Return every line below in which "chevron" appears.

(Entries from a dataset of interfaces)

● ● ● ● ●

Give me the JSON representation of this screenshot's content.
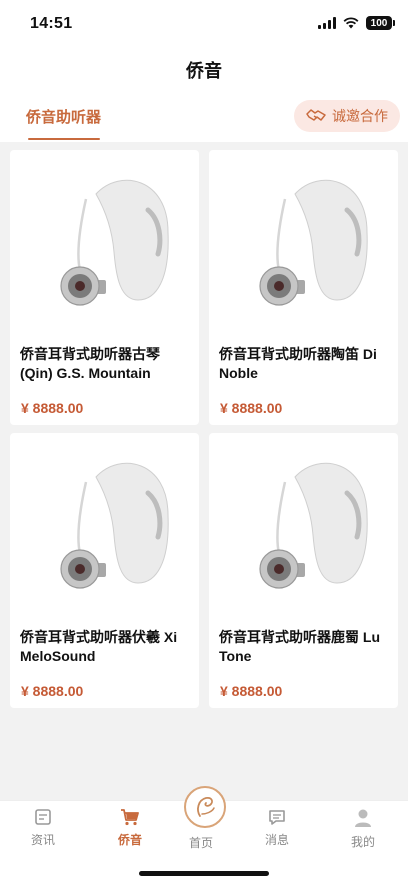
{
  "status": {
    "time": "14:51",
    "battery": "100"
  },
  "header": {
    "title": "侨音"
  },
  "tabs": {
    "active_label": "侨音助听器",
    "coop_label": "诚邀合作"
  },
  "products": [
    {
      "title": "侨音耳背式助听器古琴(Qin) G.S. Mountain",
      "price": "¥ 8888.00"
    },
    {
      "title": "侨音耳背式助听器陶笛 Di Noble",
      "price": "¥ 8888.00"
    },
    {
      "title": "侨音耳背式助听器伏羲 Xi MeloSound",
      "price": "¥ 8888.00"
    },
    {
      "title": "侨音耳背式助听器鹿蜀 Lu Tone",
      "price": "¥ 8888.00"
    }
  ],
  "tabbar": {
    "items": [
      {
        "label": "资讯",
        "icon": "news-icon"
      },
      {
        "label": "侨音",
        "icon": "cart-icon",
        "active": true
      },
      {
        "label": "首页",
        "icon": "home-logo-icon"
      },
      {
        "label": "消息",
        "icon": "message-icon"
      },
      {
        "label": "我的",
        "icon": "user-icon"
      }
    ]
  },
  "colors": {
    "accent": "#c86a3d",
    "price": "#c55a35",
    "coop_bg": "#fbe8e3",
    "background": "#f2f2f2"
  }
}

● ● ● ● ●

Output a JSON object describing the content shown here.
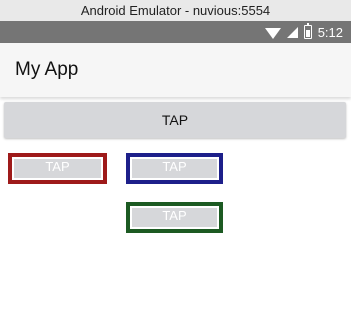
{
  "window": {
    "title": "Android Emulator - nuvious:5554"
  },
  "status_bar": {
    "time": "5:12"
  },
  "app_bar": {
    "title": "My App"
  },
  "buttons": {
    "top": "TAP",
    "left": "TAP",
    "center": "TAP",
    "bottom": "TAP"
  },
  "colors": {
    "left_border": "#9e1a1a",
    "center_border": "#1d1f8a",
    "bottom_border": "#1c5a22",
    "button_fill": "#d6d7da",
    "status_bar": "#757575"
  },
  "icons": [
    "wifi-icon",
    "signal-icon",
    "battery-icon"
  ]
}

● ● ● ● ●

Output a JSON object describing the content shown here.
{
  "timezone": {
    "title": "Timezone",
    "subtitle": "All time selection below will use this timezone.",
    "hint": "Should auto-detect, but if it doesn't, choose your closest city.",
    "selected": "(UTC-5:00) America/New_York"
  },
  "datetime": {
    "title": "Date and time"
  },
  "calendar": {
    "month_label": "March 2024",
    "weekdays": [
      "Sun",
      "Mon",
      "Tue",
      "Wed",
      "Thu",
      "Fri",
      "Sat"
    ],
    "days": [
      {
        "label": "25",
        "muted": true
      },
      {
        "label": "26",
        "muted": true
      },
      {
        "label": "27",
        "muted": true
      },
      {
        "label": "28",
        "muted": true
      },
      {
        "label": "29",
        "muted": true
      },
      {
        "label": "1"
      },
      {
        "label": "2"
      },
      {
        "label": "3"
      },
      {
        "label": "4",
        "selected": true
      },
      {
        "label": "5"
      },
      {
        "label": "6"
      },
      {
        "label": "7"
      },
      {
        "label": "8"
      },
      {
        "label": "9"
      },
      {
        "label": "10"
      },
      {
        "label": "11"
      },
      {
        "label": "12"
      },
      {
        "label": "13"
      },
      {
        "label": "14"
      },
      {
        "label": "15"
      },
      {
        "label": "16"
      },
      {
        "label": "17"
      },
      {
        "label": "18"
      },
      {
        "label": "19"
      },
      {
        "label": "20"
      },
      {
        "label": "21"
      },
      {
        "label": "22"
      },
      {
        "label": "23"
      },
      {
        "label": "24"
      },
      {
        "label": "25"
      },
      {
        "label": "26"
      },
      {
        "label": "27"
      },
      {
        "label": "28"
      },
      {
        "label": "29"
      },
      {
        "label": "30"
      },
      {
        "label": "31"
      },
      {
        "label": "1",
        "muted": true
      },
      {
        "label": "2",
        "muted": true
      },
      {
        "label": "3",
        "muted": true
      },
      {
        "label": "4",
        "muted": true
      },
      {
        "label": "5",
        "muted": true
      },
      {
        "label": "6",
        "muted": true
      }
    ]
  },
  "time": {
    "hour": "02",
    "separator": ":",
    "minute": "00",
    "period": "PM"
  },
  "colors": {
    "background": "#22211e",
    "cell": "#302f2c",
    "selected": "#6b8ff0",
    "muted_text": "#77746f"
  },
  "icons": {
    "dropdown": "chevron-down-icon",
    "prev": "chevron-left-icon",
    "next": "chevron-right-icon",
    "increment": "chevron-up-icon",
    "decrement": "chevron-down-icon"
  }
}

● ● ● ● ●

[WRITTEN ANSWER]
    "dropdown": "chevron-down-icon",
    "prev": "chevron-left-icon",
    "next": "chevron-right-icon",
    "increment": "chevron-up-icon",
    "decrement": "chevron-down-icon"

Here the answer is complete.